When I first got into anime in the mid-1990′s, 3×3 Eyes was a big deal. It was the sort of series that fans talked about with passion, but very few people had seen. Its licensing and release in 2001 produced a lot of excitement among American fans.
As with so many anime creations of the time, it was based on a long-running manga. This OVA was released in 1991 in Japan, and boy is that evident: it has a strongly 1980′s feel, from the character designs to the over-the-top action.
One big genre in the 1980′s and 1990′s was high fantasy. From Five Star Stories and Record of Lodoss War to El Hazard and Oh My Goddess!, strong magical powers and fantastic worlds saw a surge of popularity. That’s echoed in 3×3 Eyes, which focuses on a young girl with magical powers.
The basic premise: when an ordinary teenage boy saves a cute girl she manifests magical powers. She’s the last of a long line of biologically immortal spellcasters. She’s searching for a certain magical item that will turn her fully human, and has done so for so long that she barely remembers anything more than that and her own name. In return for saving her life, she turns the boy biologically immortal.

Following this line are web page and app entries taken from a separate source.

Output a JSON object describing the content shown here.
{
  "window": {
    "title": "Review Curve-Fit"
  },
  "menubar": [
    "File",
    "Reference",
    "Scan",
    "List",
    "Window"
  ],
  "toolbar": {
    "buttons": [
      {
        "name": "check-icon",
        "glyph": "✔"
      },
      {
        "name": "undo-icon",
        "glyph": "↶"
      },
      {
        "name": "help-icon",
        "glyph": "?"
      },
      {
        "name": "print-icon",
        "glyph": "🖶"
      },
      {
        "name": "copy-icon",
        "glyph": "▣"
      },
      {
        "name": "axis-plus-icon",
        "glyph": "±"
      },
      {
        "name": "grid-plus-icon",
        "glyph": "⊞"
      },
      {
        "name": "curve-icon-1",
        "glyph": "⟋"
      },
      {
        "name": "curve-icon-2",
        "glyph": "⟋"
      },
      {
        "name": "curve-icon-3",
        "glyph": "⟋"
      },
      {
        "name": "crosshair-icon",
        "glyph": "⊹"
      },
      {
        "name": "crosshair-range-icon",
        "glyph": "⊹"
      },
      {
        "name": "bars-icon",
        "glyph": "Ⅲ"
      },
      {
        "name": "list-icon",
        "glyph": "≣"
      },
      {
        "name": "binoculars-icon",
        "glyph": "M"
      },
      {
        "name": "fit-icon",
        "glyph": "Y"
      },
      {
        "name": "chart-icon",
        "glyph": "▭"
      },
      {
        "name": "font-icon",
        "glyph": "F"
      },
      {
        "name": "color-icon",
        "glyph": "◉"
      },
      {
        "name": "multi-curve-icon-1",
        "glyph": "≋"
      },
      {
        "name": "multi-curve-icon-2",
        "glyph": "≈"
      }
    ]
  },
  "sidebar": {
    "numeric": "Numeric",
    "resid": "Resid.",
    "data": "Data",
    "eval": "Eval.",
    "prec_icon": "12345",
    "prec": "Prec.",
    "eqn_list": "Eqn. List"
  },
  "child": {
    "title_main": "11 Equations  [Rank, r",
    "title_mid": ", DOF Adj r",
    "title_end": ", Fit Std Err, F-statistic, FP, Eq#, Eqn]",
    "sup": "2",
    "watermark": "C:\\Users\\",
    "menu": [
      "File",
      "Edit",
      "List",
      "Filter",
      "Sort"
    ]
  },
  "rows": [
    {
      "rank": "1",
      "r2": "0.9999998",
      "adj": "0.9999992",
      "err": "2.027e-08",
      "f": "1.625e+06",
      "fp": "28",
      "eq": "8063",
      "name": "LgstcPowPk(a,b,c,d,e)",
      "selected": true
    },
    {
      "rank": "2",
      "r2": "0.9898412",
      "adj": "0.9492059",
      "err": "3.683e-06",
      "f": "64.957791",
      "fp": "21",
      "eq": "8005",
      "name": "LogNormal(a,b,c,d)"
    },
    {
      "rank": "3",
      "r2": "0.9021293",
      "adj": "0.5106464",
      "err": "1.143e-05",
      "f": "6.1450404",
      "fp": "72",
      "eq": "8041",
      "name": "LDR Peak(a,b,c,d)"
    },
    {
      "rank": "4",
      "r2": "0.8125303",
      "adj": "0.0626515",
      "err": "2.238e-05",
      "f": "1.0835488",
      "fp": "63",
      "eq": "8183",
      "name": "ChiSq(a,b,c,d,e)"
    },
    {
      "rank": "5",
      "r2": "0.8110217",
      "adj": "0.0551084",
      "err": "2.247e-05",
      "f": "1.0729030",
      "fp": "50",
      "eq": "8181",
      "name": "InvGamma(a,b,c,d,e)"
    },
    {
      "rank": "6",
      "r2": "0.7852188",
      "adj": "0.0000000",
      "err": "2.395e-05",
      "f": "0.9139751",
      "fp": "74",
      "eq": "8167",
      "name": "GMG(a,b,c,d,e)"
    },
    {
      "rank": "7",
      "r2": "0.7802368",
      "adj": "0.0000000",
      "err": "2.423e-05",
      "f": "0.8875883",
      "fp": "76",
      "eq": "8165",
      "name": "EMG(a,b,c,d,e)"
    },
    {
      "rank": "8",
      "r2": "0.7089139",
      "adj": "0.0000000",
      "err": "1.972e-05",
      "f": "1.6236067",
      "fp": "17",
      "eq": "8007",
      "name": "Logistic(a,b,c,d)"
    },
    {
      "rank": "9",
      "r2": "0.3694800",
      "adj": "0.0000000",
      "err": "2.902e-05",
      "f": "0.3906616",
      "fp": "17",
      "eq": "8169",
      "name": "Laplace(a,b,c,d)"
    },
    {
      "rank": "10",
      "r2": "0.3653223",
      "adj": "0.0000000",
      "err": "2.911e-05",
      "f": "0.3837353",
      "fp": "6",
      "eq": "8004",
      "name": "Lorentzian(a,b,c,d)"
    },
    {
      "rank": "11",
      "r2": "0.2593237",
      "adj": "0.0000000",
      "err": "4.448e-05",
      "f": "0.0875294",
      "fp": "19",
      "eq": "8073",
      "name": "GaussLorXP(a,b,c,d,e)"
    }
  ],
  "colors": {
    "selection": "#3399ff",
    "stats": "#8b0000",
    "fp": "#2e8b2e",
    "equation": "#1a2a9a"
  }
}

This is a good excuse for both over-the-top action sequences as other magical creatures search for the Magical Maguffin, and romantic comedy misunderstandings as the girl’s magical self and her normal self are polar opposites: one is gruff and imperious (tsundere); the other shy and sweet (Yamato nadeshiko).
As you can imagine, this is clearly a story aimed at teenage boys: two popular girl archetypes are combined in one character, with magic spells in the modern world plus crazy fantasy action sequences. The show’s art tends towards a dark, almost noir palette that compliments the story’s tone perfectly.
Unfortunately, the staff didn’t appear to have the budget to do the concept full justice. The animation is sufficient to tell the story, but by OVA standards, it’s minimal. The characters are occasionally off-model, though the story moves fast enough that I didn’t feel distracted by it.
Worse, the editing felt…wrong. I admit I can’t describe this well. It was like they took the storyboard, and gave each panel a corresponding shot of almost exactly the same length. There was no sense of finesse or directed attention. I never felt pulled in. Moreover, the combination of wacky romantic comedy and intense (often quite bloody) action created cognitive dissonance for me. I had trouble believing a character was really hurt, even after sustaining apparently realistic damage.
Worse, a lot of the problems the characters face are villains of the week: demons who are or are not temporarily successful in stealing the Magical Maguffin. If successful, the heroes go after them and get the Maguffin back. This would be fine if the villains had any dimension to them at all, or if the characters were more fully developed at this stage.
I think the show lives and dies on audience identification with the main characters. This worked well for me. Quite a bit of time is spent establishing why the boy likes the girl, and why the girl is worth his attention. Even in her Yamato nadeshiko personality, she demonstrates admirable drive and persistence, while the boy never leaves her side. I completely bought their mutual attraction.
As with so many things, the proof is in the end. I adore this OVA’s ending, which impresses me on many levels. I did feel that I slogged through a lot of uninteresting problems to get there.